The House Agriculture and Natural Resources Appropriations Subcommittee unanimously approved the bill (HB 1159).
Under the bill, food recovery programs would be able to purchase produce and other foods at no more than 50 percent of “current wholesale market price” from growers.
The Florida Department of Agriculture and Consumer Services would reimburse the food recovery programs and provide 2 cents per pound of food delivered to help cover the cost of delivery and distribution.
To participate, food banks would have to be nonprofits that have been in operation for at least 10 years and have received a minimum of 10 million pounds of perishable foods annually for the past three years.
A House staff analysis of the bill said an estimated 40 percent of food produced in the U.S. goes uneaten and that one-fifth of Floridians — including one million children — are food insecure.
“Food recovery programs are beneficial to residents who otherwise lack the means to purchase fresh fruit and vegetables by providing surplus goods for distribution to those in need rather than destroying them,” the analysis said. Rep. Rick Roth, a West Palm Beach Republican who owns an agricultural business, told the House panel that the bill is aimed at increasing the quality of food that food banks receive and providing an incentive for growers to participate.
The pilot program would be funded at $5 million in the 2024-2025 state budget.

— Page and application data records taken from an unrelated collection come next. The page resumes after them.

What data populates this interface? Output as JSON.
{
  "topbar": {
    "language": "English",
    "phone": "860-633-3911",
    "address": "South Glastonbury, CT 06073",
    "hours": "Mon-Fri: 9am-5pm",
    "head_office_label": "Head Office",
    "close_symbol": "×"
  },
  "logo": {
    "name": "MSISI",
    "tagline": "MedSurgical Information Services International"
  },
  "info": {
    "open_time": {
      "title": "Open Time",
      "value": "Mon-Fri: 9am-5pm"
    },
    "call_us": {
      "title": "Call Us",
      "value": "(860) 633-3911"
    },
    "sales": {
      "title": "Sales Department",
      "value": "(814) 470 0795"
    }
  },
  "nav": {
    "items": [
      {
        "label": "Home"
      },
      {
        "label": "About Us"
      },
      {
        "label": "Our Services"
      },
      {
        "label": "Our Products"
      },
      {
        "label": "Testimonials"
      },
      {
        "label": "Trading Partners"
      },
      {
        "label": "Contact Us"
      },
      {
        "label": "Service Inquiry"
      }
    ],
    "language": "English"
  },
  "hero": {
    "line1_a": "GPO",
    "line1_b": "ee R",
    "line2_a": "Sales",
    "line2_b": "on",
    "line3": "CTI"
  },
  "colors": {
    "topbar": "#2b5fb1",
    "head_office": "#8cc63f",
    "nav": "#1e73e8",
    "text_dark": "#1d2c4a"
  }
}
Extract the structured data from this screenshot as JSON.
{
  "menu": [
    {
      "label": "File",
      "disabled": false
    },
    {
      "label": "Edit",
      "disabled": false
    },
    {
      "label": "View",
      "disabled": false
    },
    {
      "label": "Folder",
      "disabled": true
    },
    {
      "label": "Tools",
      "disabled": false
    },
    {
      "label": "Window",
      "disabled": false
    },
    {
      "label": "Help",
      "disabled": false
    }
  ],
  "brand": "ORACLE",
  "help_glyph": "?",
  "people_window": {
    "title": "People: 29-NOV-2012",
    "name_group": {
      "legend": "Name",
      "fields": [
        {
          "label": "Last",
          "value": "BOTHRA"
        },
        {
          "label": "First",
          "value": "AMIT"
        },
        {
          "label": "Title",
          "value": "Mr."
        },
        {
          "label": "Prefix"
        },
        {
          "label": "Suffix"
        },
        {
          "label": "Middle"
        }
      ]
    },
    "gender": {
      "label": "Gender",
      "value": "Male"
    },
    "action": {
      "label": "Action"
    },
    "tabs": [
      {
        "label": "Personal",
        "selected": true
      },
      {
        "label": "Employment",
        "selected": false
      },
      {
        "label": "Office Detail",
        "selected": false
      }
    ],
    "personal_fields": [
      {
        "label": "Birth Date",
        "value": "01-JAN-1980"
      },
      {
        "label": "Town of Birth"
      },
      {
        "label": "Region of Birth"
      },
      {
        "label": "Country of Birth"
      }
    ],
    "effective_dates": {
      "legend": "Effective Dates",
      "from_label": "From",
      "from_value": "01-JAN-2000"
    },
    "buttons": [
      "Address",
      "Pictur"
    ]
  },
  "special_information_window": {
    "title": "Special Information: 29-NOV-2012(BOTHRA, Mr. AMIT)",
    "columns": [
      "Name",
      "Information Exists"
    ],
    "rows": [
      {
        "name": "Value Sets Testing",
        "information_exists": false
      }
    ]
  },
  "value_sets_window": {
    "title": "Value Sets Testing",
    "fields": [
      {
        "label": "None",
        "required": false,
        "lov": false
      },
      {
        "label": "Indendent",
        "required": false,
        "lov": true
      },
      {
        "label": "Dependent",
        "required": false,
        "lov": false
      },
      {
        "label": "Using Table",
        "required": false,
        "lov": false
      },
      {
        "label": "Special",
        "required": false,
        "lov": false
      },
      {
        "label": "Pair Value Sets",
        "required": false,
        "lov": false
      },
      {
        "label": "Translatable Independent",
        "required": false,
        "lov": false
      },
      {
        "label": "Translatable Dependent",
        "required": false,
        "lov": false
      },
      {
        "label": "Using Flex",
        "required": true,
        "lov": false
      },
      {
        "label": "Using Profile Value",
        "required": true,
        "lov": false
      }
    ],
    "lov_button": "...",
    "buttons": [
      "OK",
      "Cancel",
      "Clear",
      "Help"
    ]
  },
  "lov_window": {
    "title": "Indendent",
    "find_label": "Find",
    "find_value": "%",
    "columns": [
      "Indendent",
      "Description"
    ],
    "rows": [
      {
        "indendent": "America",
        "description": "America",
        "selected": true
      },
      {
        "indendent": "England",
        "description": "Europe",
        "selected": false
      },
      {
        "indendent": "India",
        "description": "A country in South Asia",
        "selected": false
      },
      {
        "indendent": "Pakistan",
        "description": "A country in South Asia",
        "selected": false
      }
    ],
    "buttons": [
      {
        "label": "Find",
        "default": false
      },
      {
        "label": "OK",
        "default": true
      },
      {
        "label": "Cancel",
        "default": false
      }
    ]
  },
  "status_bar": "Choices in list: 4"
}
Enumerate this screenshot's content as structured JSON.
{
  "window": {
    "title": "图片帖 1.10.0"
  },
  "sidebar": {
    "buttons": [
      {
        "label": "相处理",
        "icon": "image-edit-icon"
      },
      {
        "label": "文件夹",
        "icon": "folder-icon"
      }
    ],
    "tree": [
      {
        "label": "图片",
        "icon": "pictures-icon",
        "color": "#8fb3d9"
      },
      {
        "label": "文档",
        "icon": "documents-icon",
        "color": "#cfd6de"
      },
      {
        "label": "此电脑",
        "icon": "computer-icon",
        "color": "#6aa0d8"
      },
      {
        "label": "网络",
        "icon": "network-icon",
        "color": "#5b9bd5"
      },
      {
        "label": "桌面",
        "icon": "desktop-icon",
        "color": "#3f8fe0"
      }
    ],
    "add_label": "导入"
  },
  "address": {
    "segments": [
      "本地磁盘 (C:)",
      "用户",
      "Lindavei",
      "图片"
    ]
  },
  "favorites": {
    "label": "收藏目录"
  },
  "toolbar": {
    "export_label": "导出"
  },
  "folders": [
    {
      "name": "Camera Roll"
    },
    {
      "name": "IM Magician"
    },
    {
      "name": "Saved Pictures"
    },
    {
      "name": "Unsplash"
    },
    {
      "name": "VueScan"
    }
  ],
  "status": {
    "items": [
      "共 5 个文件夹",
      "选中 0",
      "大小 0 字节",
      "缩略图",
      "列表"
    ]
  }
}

The bill would need approval from the House Infrastructure Strategies Committee before it could be considered by the full House.
A similar Senate bill (SB 1422) is scheduled to be heard Tuesday by the Senate Agriculture, Environment and General Government Appropriations Committee.